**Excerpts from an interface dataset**
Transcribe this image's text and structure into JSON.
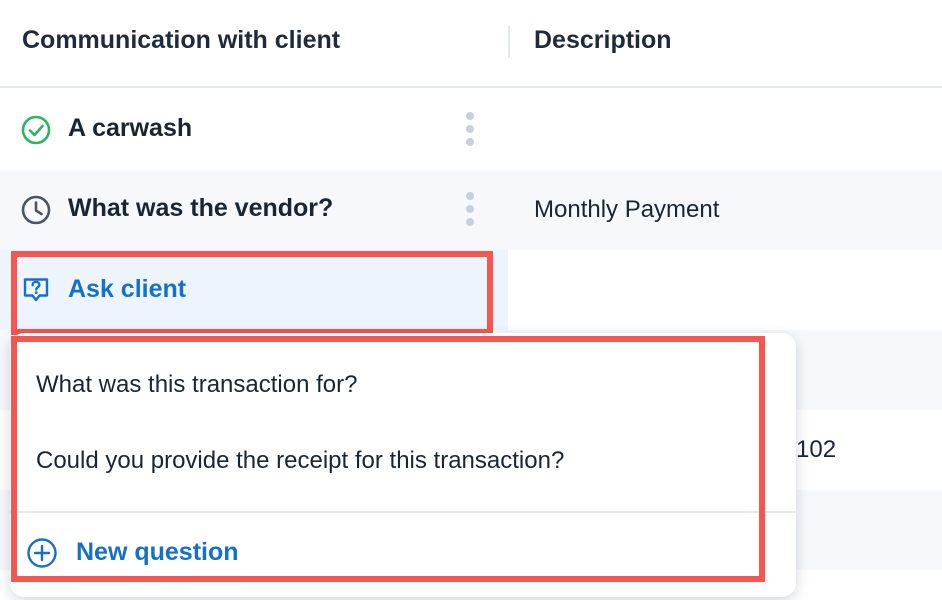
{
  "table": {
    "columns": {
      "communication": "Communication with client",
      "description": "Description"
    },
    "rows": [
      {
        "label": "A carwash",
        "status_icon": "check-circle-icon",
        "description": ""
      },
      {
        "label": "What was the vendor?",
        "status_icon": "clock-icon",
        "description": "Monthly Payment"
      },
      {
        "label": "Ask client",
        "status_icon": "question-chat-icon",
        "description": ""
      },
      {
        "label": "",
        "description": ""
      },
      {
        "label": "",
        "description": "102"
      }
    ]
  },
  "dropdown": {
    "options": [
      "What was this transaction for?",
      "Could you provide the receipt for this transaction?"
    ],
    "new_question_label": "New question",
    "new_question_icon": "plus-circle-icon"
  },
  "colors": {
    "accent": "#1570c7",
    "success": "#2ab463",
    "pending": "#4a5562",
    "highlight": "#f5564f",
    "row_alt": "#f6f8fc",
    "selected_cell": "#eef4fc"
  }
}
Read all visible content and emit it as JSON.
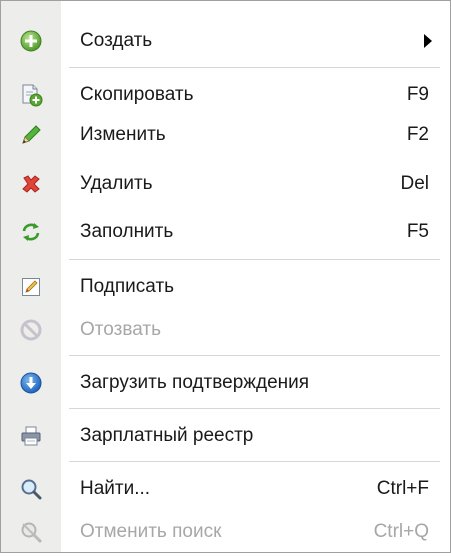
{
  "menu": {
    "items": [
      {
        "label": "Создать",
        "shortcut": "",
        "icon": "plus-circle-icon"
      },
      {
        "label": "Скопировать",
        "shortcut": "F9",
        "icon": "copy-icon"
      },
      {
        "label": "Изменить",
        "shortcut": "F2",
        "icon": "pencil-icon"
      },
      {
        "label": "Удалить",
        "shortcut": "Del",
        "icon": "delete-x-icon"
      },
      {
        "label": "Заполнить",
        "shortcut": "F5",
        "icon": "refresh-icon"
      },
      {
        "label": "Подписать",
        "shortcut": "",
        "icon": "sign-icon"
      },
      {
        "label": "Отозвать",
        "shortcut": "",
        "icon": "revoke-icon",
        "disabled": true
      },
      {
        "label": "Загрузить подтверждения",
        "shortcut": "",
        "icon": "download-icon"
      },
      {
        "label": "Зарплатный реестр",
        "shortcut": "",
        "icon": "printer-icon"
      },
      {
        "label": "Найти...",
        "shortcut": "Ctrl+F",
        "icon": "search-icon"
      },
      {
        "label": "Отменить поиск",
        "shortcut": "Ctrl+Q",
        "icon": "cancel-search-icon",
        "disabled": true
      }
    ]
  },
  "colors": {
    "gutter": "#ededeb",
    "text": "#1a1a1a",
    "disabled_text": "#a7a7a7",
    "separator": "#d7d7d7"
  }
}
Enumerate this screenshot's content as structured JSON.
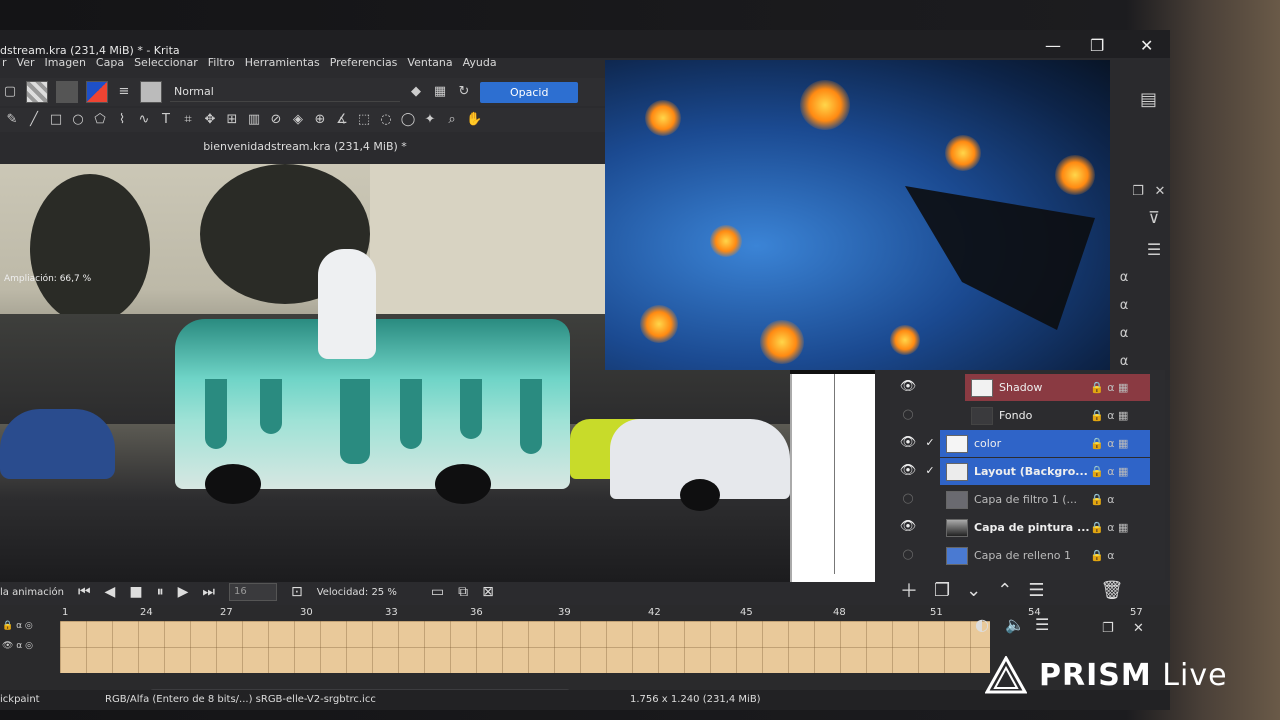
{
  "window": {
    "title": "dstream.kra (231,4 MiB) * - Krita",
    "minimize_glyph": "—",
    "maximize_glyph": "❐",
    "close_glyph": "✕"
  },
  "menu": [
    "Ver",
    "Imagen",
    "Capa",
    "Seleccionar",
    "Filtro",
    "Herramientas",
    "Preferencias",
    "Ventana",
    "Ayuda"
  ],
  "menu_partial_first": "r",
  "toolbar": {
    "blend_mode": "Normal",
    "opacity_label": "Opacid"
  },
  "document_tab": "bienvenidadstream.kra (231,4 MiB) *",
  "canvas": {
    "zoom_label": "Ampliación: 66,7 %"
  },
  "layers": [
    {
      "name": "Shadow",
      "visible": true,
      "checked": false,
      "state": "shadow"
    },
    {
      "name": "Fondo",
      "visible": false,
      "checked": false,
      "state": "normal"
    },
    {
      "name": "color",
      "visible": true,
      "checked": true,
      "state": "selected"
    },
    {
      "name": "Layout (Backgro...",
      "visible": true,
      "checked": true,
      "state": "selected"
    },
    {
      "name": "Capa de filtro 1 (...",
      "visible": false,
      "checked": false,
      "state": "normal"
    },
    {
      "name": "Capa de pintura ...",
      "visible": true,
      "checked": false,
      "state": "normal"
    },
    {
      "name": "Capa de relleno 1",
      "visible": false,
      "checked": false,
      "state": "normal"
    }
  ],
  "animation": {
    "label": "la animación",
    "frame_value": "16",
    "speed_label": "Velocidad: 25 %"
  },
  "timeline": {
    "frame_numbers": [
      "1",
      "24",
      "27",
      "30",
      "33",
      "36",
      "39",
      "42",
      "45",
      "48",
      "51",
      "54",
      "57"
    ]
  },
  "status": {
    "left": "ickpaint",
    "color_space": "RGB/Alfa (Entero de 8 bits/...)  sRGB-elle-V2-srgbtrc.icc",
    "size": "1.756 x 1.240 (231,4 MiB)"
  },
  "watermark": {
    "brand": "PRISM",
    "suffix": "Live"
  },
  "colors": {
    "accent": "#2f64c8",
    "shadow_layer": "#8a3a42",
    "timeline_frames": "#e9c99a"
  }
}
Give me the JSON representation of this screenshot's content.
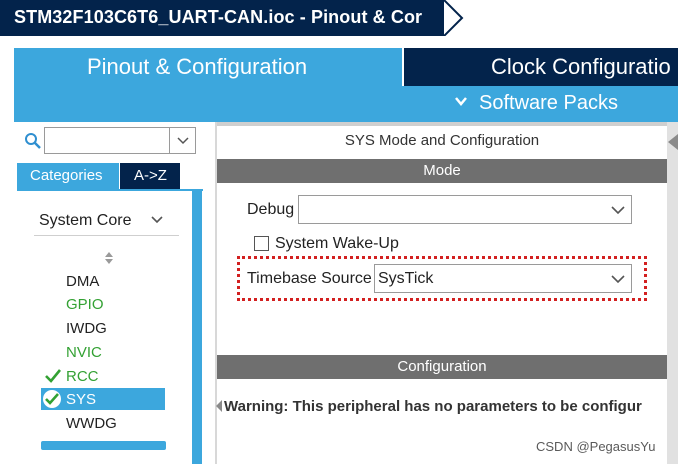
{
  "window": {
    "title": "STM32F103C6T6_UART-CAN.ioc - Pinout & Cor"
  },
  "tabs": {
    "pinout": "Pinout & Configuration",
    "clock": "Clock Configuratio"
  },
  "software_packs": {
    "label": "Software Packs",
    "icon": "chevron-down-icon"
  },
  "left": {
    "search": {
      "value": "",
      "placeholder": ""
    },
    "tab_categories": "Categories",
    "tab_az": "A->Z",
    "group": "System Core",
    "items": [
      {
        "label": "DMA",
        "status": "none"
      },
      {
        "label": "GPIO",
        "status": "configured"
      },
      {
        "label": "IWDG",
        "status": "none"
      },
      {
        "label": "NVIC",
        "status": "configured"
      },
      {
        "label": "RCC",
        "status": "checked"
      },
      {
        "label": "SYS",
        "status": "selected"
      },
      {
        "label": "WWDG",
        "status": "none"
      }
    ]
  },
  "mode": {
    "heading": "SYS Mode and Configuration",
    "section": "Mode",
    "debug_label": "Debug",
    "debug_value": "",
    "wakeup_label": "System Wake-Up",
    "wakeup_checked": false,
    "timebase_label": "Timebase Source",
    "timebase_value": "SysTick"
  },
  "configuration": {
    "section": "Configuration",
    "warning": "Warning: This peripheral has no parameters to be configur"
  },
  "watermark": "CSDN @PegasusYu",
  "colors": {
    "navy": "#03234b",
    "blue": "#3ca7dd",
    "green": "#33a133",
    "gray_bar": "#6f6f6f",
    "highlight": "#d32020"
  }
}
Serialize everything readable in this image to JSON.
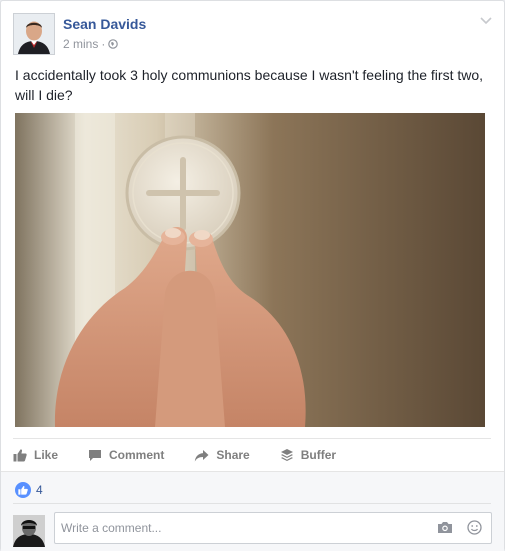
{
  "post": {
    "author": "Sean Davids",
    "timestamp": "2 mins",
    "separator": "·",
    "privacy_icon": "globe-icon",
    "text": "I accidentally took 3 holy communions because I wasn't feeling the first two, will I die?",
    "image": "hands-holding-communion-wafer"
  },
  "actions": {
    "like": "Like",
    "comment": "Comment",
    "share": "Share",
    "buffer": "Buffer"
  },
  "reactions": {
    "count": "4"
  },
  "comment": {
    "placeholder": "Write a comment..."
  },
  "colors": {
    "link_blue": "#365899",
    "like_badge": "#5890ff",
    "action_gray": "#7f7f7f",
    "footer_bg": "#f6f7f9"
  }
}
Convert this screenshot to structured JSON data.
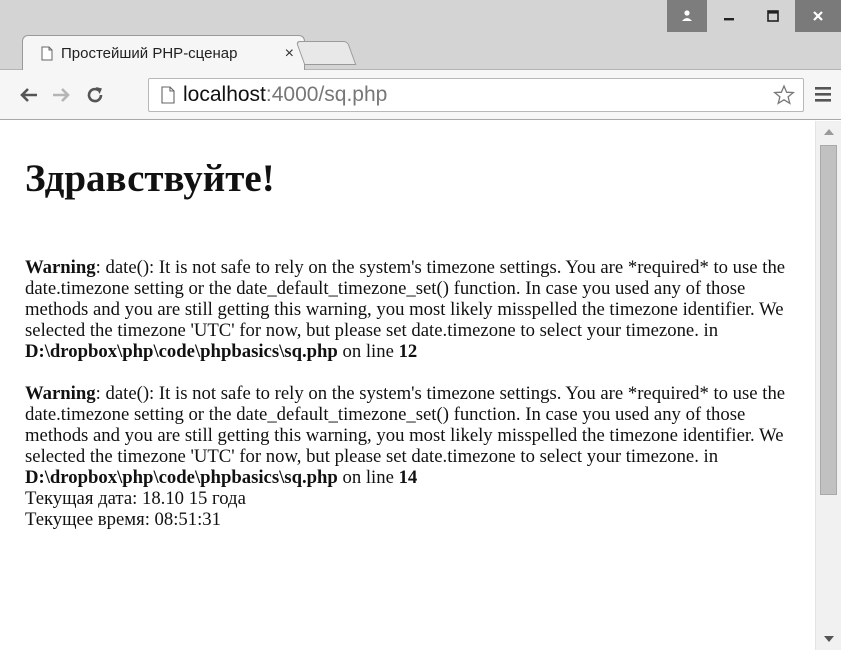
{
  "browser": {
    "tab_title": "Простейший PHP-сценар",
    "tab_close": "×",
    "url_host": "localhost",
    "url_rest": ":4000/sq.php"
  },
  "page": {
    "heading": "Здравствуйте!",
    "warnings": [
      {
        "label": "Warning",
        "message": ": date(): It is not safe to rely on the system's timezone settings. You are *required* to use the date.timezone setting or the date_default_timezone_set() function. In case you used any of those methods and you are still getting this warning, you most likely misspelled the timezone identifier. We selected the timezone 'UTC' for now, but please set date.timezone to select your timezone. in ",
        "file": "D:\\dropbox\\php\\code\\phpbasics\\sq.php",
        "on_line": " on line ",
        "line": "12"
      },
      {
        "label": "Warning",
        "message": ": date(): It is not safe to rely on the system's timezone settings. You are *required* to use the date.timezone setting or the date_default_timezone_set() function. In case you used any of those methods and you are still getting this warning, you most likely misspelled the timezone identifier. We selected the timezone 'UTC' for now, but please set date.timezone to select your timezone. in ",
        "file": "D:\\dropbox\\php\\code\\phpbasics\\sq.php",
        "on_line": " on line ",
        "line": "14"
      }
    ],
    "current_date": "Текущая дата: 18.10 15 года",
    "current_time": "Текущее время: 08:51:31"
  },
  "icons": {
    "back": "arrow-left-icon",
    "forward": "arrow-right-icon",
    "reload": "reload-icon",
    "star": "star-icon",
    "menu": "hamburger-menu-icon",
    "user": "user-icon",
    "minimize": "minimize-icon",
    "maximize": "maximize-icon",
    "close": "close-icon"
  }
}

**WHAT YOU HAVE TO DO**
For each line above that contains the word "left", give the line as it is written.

**RESPONSE TO THE EXERCISE**
    "left": "ickpaint",
  "left": {
    "back": "arrow-left-icon",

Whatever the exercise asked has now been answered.